MS Thesis Presentation by Jeff W. Badertscher
Thursday, May 5, 2005
(Dr. Kenneth A. Cunefare, Chair)
"Experimental Investigation of Dither Control on Effective Braking Torque"

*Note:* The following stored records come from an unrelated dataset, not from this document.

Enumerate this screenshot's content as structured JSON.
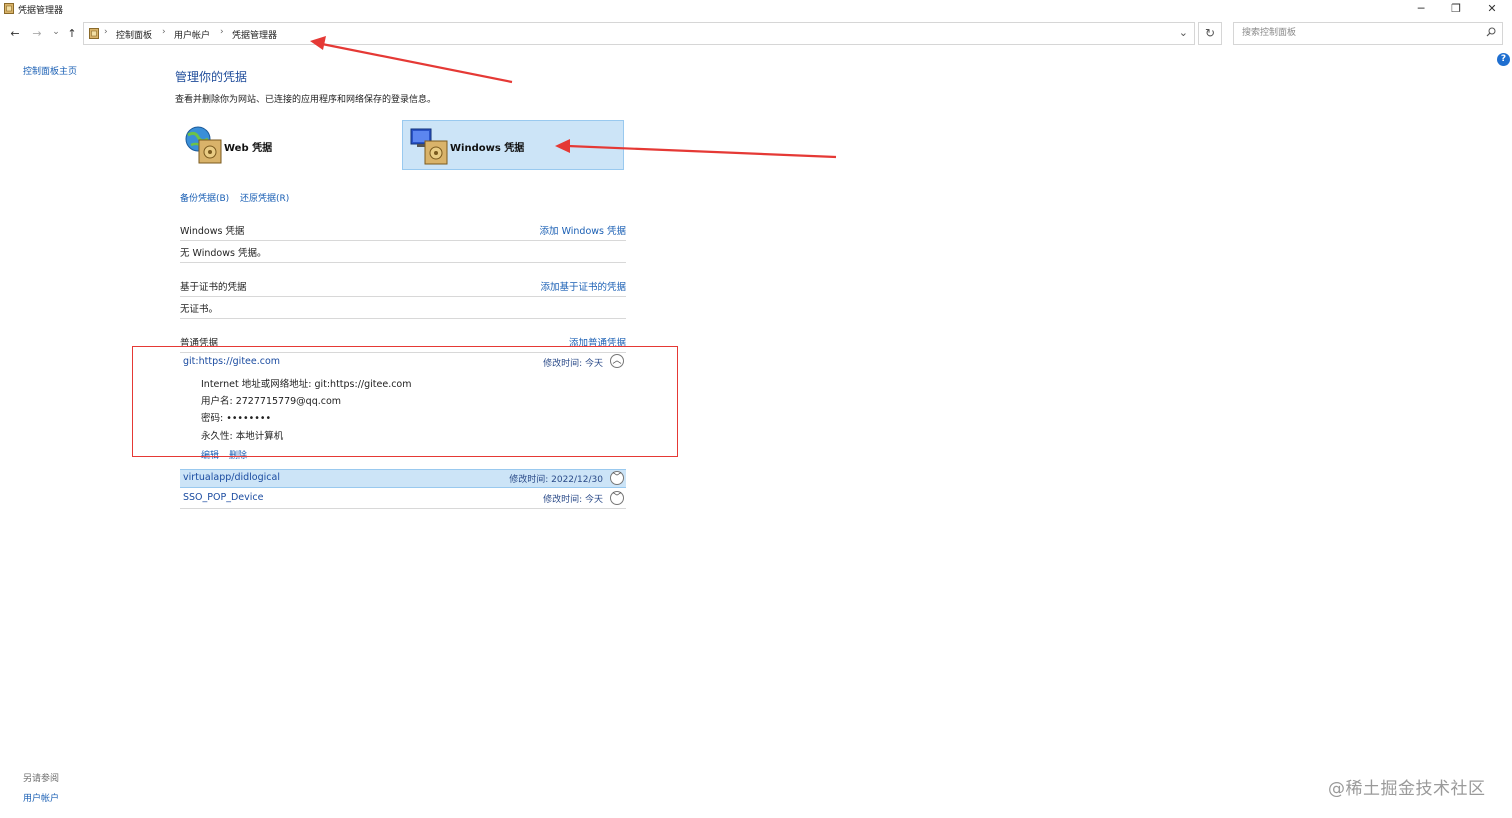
{
  "window": {
    "title": "凭据管理器",
    "controls": {
      "minimize": "─",
      "restore": "❐",
      "close": "✕"
    }
  },
  "nav": {
    "back": "←",
    "forward": "→",
    "recent": "⌄",
    "up": "↑",
    "breadcrumb": [
      "控制面板",
      "用户帐户",
      "凭据管理器"
    ],
    "crumb_sep": "›",
    "dropdown": "⌄",
    "refresh": "↻"
  },
  "search": {
    "placeholder": "搜索控制面板",
    "value": ""
  },
  "help_label": "?",
  "sidebar": {
    "home": "控制面板主页",
    "see_also": "另请参阅",
    "user_accounts": "用户帐户"
  },
  "main": {
    "title": "管理你的凭据",
    "description": "查看并删除你为网站、已连接的应用程序和网络保存的登录信息。",
    "categories": {
      "web": "Web 凭据",
      "windows": "Windows 凭据"
    },
    "backup": "备份凭据(B)",
    "restore": "还原凭据(R)",
    "sections": {
      "windows": {
        "title": "Windows 凭据",
        "add": "添加 Windows 凭据",
        "empty": "无 Windows 凭据。"
      },
      "cert": {
        "title": "基于证书的凭据",
        "add": "添加基于证书的凭据",
        "empty": "无证书。"
      },
      "generic": {
        "title": "普通凭据",
        "add": "添加普通凭据"
      }
    },
    "credentials": [
      {
        "name": "git:https://gitee.com",
        "modified": "修改时间:  今天",
        "expanded": true,
        "chevron": "︿",
        "details": {
          "address": "Internet 地址或网络地址:  git:https://gitee.com",
          "username": "用户名:  2727715779@qq.com",
          "password": "密码:  ••••••••",
          "persistence": "永久性:  本地计算机"
        },
        "edit": "编辑",
        "delete": "删除"
      },
      {
        "name": "virtualapp/didlogical",
        "modified": "修改时间:  2022/12/30",
        "selected": true,
        "chevron": "﹀"
      },
      {
        "name": "SSO_POP_Device",
        "modified": "修改时间:  今天",
        "chevron": "﹀"
      }
    ]
  },
  "watermark": "@稀土掘金技术社区",
  "colors": {
    "link": "#1a5fb4",
    "title": "#1e4b9a",
    "selected": "#cce4f7",
    "annotation": "#e53935"
  }
}
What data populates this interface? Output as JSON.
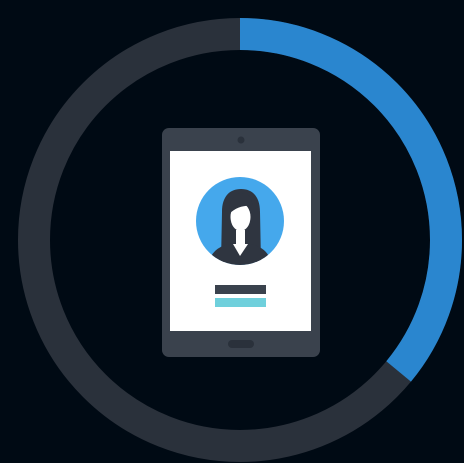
{
  "progress": {
    "fraction": 0.36
  },
  "colors": {
    "background": "#000a14",
    "ring_track": "#2a313b",
    "ring_progress": "#2a86cf",
    "tablet_body": "#3a424d",
    "tablet_camera": "#2a313b",
    "screen": "#ffffff",
    "avatar_circle": "#45a8ec",
    "avatar_hair": "#2f3540",
    "avatar_skin": "#ffffff",
    "avatar_shirt": "#2f3540",
    "name_bar": "#3a424d",
    "subtitle_bar": "#6fd0dc",
    "home_button": "#2a313b"
  },
  "icons": {
    "device": "tablet-icon",
    "avatar": "user-avatar-icon"
  }
}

Dither control is a method of introducing high frequency control efforts into a system to suppress a lower frequency disturbance. Dither control is an effective means of suppressing automotive brake squeal. Brake squeal is a problem that has plagued the automotive industry for years. In fact many makers of materials for brake pads spend up to 50% of their engineering budgets on noise, vibration and harshness issues. A normal dither signal may be introduced to an automotive braking system by placing a piezoceramic stack actuator in the piston of a floating caliper brake. Many theoretical models indicate a reduction in the braking torque due to the dither signal. Under the assumption of Hertzian contact stiffness the loss in braking torque is due to lowering of the average normal force. There are also theories that the dither signal eliminates the ‘stick-slip' oscillation causing an effective decrease in the friction force. Yet another theory indicates that the effective contact area is reduced, lowering the mean coefficient of friction. It is not apparent whether any of these models accurately portrays the interaction of the brake pads and rotor. This research will examine the effect of normal dither signals on the effective braking torque.